However, DragoDino is a flawed game and at times can be very frustrating to play. Whichever character you choose to play as (Bob or Lola), you only have a limited health bar that depletes after just 2-4 hits. This would be fine if the game had a more forgiving checkpoint system….which it doesn’t. Losing your health restarts you from the very beginning of that level which, depending on your playstyle, could mean losing 10-15 minutes of progress and collected extras. This makes playing the game early on very frustrating as the game punishes you for losing health, which is incredibly easy in this game. I like challenging games, and losing health easily would be fine for me if the campaign wasn’t so awfully punishing. If you get a game over, which means losing all three of your character’s lives, you are sent back to the very beginning of the game. It doesn’t matter how far you made it, doesn’t matter what you have collected. You lose everything. This would be okay if the levels you play through were fairly short, but each level in DragoDino is long. Even worse, DragoDino changes the level designs every time you die, meaning you can’t even learn from your mistakes and adjust for next time.

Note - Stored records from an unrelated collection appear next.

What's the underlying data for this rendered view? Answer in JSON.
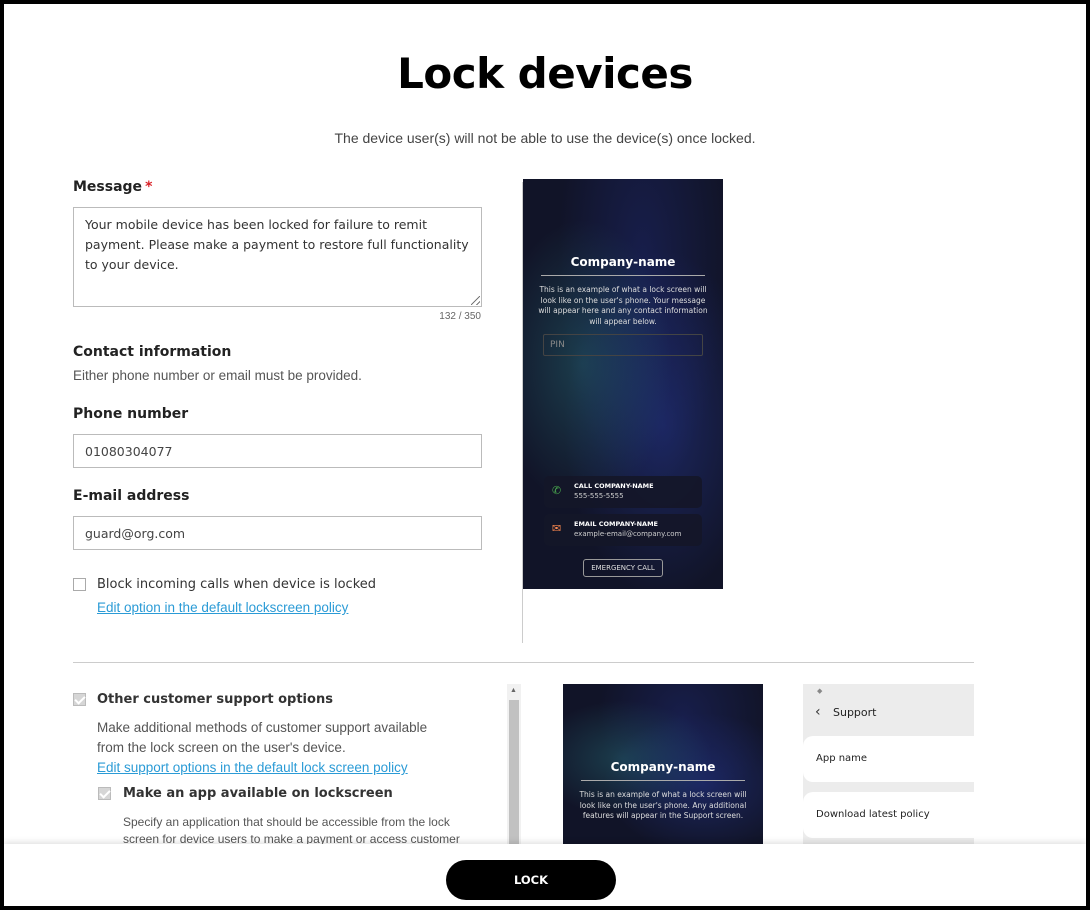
{
  "page": {
    "title": "Lock devices",
    "subtitle": "The device user(s) will not be able to use the device(s) once locked."
  },
  "message": {
    "label": "Message",
    "required_mark": "*",
    "value": "Your mobile device has been locked for failure to remit payment. Please make a payment to restore full functionality to your device.",
    "counter": "132 / 350"
  },
  "contact": {
    "heading": "Contact information",
    "hint": "Either phone number or email must be provided.",
    "phone_label": "Phone number",
    "phone_value": "01080304077",
    "email_label": "E-mail address",
    "email_value": "guard@org.com"
  },
  "block_calls": {
    "label": "Block incoming calls when device is locked",
    "checked": false,
    "link": "Edit option in the default lockscreen policy"
  },
  "support": {
    "label": "Other customer support options",
    "checked": true,
    "description": "Make additional methods of customer support available from the lock screen on the user's device.",
    "link": "Edit support options in the default lock screen policy",
    "app_label": "Make an app available on lockscreen",
    "app_checked": true,
    "app_description": "Specify an application that should be accessible from the lock screen for device users to make a payment or access customer"
  },
  "preview1": {
    "company": "Company-name",
    "text": "This is an example of what a lock screen will look like on the user's phone. Your message will appear here and any contact information will appear below.",
    "pin_placeholder": "PIN",
    "call_title": "CALL COMPANY-NAME",
    "call_number": "555-555-5555",
    "email_title": "EMAIL COMPANY-NAME",
    "email_address": "example-email@company.com",
    "emergency": "EMERGENCY CALL",
    "call_icon": "phone-icon",
    "email_icon": "mail-icon"
  },
  "preview2": {
    "company": "Company-name",
    "text": "This is an example of what a lock screen will look like on the user's phone. Any additional features will appear in the Support screen."
  },
  "support_panel": {
    "title": "Support",
    "items": [
      "App name",
      "Download latest policy"
    ]
  },
  "footer": {
    "lock_label": "LOCK"
  }
}
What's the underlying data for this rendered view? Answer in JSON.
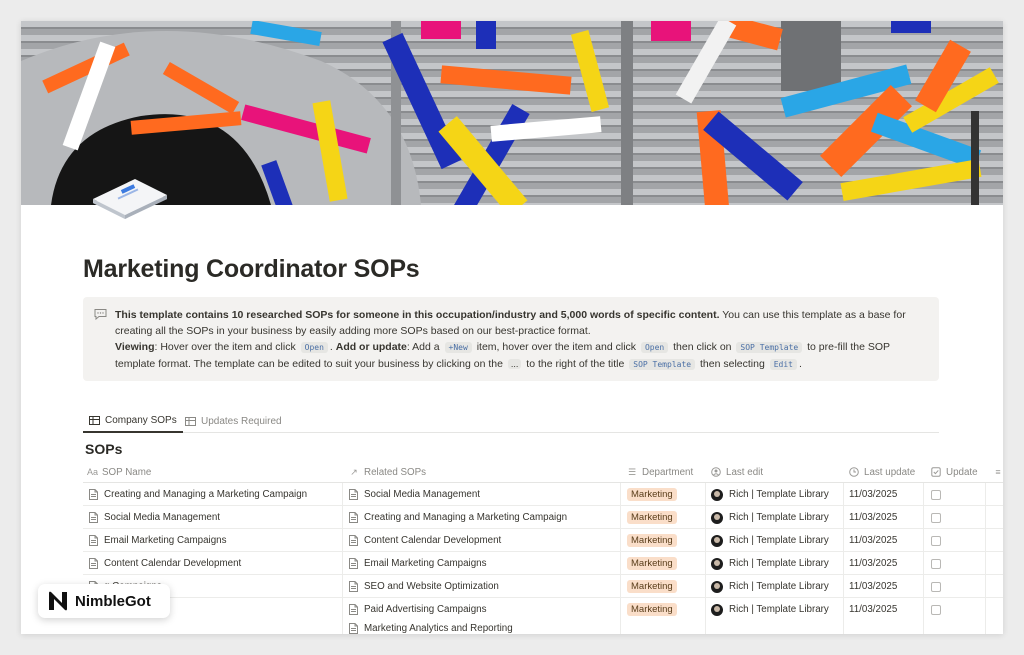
{
  "brand": {
    "name": "NimbleGot"
  },
  "page": {
    "title": "Marketing Coordinator SOPs",
    "cover_icon": "stacked-papers-icon"
  },
  "callout": {
    "icon": "speech-bubble-icon",
    "line1_bold": "This template contains 10 researched SOPs for someone in this occupation/industry and 5,000 words of specific content.",
    "line1_rest": " You can use this template as a base for creating all the SOPs in your business by easily adding more SOPs based on our best-practice format.",
    "viewing_label": "Viewing",
    "viewing_text_a": ": Hover over the item and click ",
    "open_code": "Open",
    "viewing_text_b": ". ",
    "add_label": "Add or update",
    "add_text_a": ": Add a ",
    "new_code": "+New",
    "add_text_b": " item, hover over the item and click ",
    "open_code_2": "Open",
    "add_text_c": " then click on ",
    "sop_template_code": "SOP Template",
    "add_text_d": " to pre-fill the SOP template format. The template can be edited to suit your business by clicking on the ",
    "ellipsis": "...",
    "add_text_e": " to the right of the title ",
    "sop_template_code_2": "SOP Template",
    "add_text_f": " then selecting ",
    "edit_code": "Edit",
    "add_text_g": "."
  },
  "tabs": [
    {
      "label": "Company SOPs",
      "active": true
    },
    {
      "label": "Updates Required",
      "active": false
    }
  ],
  "database": {
    "title": "SOPs",
    "columns": [
      {
        "icon": "Aa",
        "label": "SOP Name"
      },
      {
        "icon": "↗",
        "label": "Related SOPs"
      },
      {
        "icon": "☰",
        "label": "Department"
      },
      {
        "icon": "person-icon",
        "label": "Last edit"
      },
      {
        "icon": "clock-icon",
        "label": "Last update"
      },
      {
        "icon": "checkbox-icon",
        "label": "Update"
      }
    ],
    "rows": [
      {
        "name": "Creating and Managing a Marketing Campaign",
        "related": [
          "Social Media Management"
        ],
        "department": "Marketing",
        "last_edit": "Rich | Template Library",
        "last_update": "11/03/2025",
        "update": false
      },
      {
        "name": "Social Media Management",
        "related": [
          "Creating and Managing a Marketing Campaign"
        ],
        "department": "Marketing",
        "last_edit": "Rich | Template Library",
        "last_update": "11/03/2025",
        "update": false
      },
      {
        "name": "Email Marketing Campaigns",
        "related": [
          "Content Calendar Development"
        ],
        "department": "Marketing",
        "last_edit": "Rich | Template Library",
        "last_update": "11/03/2025",
        "update": false
      },
      {
        "name": "Content Calendar Development",
        "related": [
          "Email Marketing Campaigns"
        ],
        "department": "Marketing",
        "last_edit": "Rich | Template Library",
        "last_update": "11/03/2025",
        "update": false
      },
      {
        "name": "g Campaigns",
        "related": [
          "SEO and Website Optimization"
        ],
        "department": "Marketing",
        "last_edit": "Rich | Template Library",
        "last_update": "11/03/2025",
        "update": false
      },
      {
        "name": "te Optimization",
        "related": [
          "Paid Advertising Campaigns",
          "Marketing Analytics and Reporting"
        ],
        "department": "Marketing",
        "last_edit": "Rich | Template Library",
        "last_update": "11/03/2025",
        "update": false
      }
    ]
  },
  "colors": {
    "tag_bg": "#fadec9",
    "accent_code": "#4a6fa5"
  }
}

The other major issue with DragoDino is the insanely long loading times. I don’t normally keep track of the length of loading times for games I review, but so bad were the loading times for this game that I felt compelled to do so. On average the game takes about 3 minutes to load from one level to the next, and even at its best moments, the loading times can be as little as 37 seconds. This is unacceptable for a 2D game. It is by no means pushing system hardware to the max. For the Nintendo Switch version, I’ve been told that resetting the game can fix some of the loading times; however, I tried this on my Switch and found the loading times were unchanged. In fact, the long loading times seem to be the same on the PC version, which has received more improvements and bug fixes over the last year. The issue with the loading times is a real problem and takes you out of whatever fun you might be having. DragoDino is one of those rare games where I really don’t know what to do as far as a recommendation goes. The game can be fun, and its visuals are quite nice, but the punishing difficulty, long loading times and easy loss of life make it frustrating to even the most hardcore fans of the genre.

Developer: TealRocks Studio

Publisher: TealRocks Studio

Platforms: Nintendo Switch, Xbox One, PC

Release Date: 27th April 2018 (Nintendo Switch, Xbox One), 20th June 2017 (PC)

Related posts

Outer Terror Review

Will Worrall

Eight Video Games That Could Make Great Films

Kyle Moffat

Outcast: A New Beginning Review

Ryan Jones

Final Fantasy XIV: The Japanese Epic Unfolding in Eorzea

Guest Post

Who Should Hold Every WWE Championship After WrestleMania 40?

Kyle Moffat

Highwater Review

Kyle Moffat